Study material Block Start
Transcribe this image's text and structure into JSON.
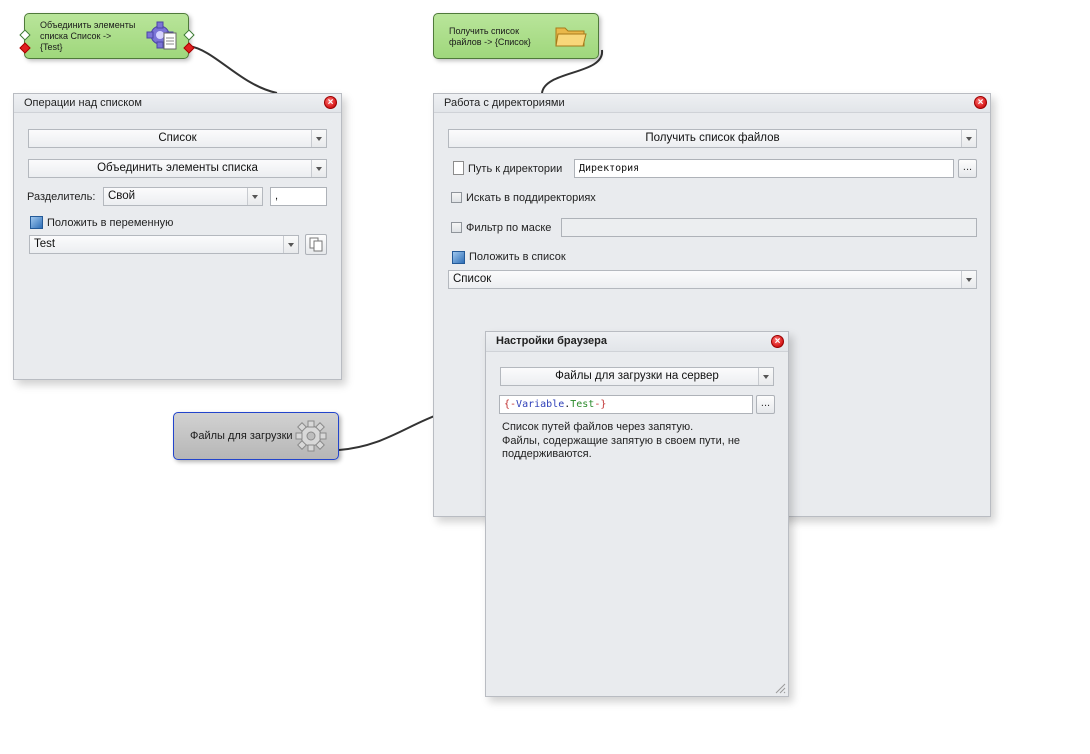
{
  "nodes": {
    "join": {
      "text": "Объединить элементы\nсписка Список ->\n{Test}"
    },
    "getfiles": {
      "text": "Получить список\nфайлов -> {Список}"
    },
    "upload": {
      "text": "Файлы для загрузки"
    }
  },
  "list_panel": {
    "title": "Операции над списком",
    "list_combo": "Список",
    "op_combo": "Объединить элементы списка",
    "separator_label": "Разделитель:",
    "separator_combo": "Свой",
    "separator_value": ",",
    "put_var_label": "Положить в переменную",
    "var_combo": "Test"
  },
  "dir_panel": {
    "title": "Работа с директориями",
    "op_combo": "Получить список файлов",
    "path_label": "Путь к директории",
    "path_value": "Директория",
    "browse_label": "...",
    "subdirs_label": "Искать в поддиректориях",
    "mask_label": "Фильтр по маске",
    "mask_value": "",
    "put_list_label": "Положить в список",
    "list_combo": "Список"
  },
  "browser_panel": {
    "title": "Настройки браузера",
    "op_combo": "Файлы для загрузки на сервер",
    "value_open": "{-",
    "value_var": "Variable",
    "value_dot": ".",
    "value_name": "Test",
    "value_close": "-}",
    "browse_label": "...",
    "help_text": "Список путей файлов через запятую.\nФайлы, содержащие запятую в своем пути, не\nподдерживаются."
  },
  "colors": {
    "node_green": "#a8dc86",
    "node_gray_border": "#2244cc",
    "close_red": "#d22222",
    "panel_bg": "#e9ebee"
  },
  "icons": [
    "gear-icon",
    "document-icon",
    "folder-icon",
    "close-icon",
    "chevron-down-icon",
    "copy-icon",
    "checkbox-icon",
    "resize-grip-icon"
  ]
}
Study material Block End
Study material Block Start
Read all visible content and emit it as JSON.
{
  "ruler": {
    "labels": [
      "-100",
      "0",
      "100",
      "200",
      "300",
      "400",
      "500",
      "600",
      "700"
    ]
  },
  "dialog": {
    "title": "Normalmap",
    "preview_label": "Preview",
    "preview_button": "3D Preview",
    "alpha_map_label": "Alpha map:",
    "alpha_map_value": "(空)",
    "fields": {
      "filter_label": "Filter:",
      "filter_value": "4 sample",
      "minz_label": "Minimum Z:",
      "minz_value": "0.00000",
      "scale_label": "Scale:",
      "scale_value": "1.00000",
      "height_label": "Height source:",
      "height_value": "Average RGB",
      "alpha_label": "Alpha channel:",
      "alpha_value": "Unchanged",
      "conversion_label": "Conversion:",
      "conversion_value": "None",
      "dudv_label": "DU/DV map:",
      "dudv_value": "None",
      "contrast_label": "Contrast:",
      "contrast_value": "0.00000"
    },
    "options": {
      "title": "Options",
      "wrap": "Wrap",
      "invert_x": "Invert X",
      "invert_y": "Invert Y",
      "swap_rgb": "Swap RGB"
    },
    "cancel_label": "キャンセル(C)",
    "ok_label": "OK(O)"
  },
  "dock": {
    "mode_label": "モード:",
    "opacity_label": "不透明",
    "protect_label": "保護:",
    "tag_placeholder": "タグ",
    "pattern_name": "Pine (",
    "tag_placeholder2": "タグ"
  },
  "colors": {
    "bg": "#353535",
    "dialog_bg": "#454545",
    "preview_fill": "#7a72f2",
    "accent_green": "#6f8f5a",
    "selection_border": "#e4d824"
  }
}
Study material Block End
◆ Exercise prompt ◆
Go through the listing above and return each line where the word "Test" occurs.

◆ Reply ◆
      "text": "Объединить элементы\nсписка Список ->\n{Test}"
    "var_combo": "Test"
    "value_name": "Test",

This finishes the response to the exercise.